====== RECORDED DATA

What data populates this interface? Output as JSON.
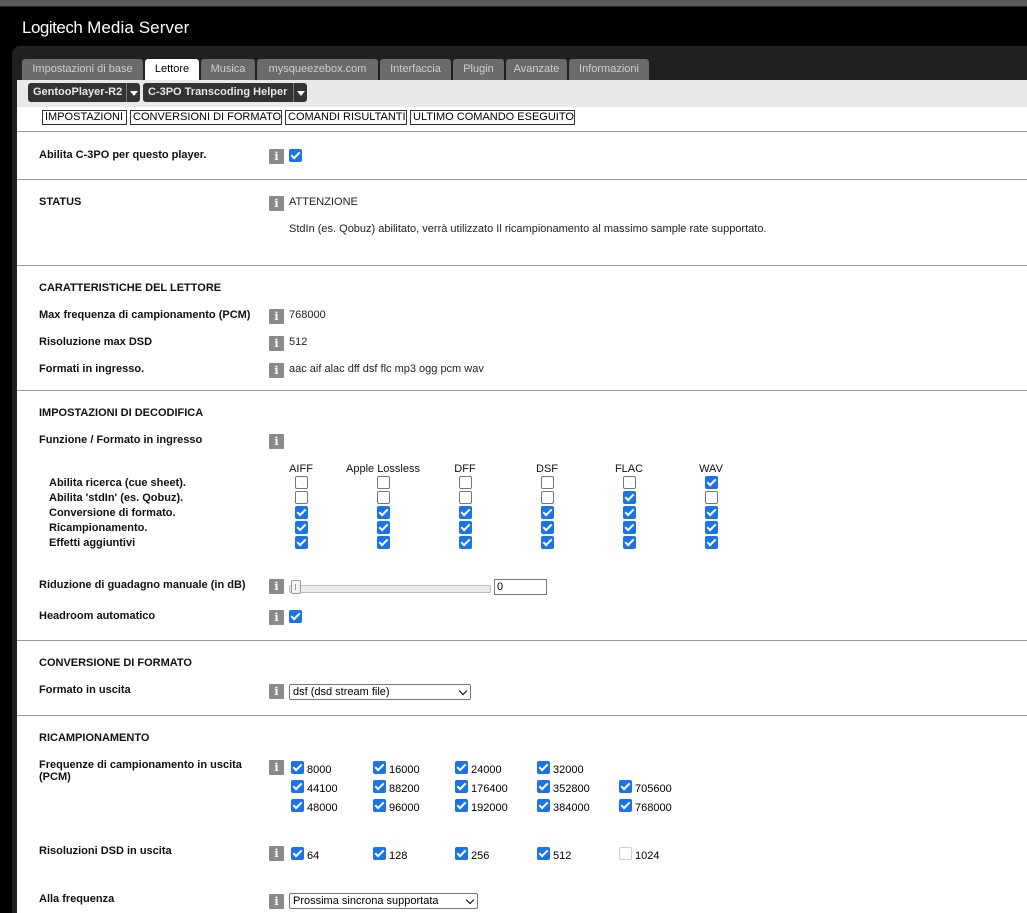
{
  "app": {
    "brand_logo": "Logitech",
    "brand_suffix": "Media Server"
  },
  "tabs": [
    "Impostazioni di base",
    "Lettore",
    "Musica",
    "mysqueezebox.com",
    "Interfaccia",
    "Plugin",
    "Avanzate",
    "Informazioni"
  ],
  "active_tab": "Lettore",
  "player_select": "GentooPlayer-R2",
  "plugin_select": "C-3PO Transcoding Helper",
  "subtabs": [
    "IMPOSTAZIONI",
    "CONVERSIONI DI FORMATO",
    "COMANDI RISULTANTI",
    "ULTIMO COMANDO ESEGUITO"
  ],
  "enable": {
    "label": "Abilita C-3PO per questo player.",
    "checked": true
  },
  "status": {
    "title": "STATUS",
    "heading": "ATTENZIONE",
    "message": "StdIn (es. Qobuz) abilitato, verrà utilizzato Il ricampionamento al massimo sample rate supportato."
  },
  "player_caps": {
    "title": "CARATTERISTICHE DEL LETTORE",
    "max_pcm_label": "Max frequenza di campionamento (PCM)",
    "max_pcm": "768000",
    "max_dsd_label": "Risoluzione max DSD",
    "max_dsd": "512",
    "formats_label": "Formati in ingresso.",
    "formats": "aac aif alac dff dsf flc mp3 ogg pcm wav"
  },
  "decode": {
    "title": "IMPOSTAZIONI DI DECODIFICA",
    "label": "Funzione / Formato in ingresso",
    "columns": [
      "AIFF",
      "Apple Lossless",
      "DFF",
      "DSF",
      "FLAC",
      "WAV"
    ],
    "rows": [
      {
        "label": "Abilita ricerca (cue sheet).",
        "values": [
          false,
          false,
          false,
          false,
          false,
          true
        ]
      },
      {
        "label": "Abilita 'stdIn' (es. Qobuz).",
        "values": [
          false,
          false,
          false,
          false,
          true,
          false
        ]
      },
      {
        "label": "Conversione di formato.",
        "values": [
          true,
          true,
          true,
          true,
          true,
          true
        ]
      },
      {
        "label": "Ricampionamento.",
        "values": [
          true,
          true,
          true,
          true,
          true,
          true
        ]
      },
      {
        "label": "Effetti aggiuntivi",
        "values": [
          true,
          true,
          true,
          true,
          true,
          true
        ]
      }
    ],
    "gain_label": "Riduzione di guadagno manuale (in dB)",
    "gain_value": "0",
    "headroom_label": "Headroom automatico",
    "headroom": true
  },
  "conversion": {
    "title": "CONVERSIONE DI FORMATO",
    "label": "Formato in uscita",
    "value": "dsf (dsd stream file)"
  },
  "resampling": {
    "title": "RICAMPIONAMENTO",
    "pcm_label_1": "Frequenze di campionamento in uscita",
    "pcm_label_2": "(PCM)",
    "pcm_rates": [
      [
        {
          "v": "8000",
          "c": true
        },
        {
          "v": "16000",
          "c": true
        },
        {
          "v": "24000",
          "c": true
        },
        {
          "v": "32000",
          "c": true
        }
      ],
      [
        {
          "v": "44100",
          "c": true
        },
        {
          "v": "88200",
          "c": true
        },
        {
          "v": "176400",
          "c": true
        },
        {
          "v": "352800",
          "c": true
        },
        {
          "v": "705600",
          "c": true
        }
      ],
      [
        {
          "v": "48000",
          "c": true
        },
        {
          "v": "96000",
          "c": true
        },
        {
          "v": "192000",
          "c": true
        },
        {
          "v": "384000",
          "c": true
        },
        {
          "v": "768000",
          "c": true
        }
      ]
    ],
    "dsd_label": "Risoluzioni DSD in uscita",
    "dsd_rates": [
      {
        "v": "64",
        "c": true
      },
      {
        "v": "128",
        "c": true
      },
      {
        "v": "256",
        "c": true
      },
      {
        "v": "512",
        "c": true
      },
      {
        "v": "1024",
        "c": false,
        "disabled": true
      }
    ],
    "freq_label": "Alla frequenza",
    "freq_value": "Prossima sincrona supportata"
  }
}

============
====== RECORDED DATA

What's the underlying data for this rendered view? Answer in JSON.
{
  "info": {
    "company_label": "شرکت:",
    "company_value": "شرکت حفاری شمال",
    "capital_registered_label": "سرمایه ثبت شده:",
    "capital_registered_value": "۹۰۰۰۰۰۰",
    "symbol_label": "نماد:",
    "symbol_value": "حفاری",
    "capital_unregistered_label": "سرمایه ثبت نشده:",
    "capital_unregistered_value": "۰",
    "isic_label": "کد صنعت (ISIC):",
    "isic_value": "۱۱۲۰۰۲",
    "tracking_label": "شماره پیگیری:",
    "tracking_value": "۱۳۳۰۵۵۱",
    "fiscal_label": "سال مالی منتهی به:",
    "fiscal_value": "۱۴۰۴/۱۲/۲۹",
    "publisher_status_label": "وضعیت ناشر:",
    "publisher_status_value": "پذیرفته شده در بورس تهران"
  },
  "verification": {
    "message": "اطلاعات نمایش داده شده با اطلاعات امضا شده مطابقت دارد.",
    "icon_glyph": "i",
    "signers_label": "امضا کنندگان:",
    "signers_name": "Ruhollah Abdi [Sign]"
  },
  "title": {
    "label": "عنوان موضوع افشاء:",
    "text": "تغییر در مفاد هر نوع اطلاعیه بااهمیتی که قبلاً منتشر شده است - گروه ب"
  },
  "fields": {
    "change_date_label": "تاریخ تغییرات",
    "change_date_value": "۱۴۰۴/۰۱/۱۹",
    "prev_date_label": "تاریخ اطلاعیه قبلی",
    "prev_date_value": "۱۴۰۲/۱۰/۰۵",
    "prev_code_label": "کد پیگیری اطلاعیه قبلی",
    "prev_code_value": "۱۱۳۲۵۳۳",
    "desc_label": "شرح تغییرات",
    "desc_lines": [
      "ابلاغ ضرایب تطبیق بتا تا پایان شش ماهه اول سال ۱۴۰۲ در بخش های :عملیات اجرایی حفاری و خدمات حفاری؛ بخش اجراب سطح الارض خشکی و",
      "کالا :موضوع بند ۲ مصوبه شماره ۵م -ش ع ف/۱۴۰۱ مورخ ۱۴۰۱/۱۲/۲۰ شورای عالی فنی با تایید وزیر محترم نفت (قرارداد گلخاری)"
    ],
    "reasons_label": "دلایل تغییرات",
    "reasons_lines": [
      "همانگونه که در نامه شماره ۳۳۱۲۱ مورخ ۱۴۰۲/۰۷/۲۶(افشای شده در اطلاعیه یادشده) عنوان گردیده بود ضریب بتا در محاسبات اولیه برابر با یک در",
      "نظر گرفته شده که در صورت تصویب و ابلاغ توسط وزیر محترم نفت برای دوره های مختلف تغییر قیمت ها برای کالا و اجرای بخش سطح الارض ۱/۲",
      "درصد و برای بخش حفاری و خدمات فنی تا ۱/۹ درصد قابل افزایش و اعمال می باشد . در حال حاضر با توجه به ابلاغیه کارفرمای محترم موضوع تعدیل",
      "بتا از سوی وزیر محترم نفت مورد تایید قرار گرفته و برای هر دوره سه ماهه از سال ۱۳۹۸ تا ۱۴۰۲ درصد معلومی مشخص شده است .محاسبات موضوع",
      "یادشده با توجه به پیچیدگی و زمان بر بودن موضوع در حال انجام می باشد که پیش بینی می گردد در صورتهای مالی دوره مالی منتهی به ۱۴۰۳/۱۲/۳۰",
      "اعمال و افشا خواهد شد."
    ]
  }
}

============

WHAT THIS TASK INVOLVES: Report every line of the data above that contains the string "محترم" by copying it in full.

EXERCISE OUTPUT:
      "کالا :موضوع بند ۲ مصوبه شماره ۵م -ش ع ف/۱۴۰۱ مورخ ۱۴۰۱/۱۲/۲۰ شورای عالی فنی با تایید وزیر محترم نفت (قرارداد گلخاری)"
      "نظر گرفته شده که در صورت تصویب و ابلاغ توسط وزیر محترم نفت برای دوره های مختلف تغییر قیمت ها برای کالا و اجرای بخش سطح الارض ۱/۲",
      "درصد و برای بخش حفاری و خدمات فنی تا ۱/۹ درصد قابل افزایش و اعمال می باشد . در حال حاضر با توجه به ابلاغیه کارفرمای محترم موضوع تعدیل",
      "بتا از سوی وزیر محترم نفت مورد تایید قرار گرفته و برای هر دوره سه ماهه از سال ۱۳۹۸ تا ۱۴۰۲ درصد معلومی مشخص شده است .محاسبات موضوع",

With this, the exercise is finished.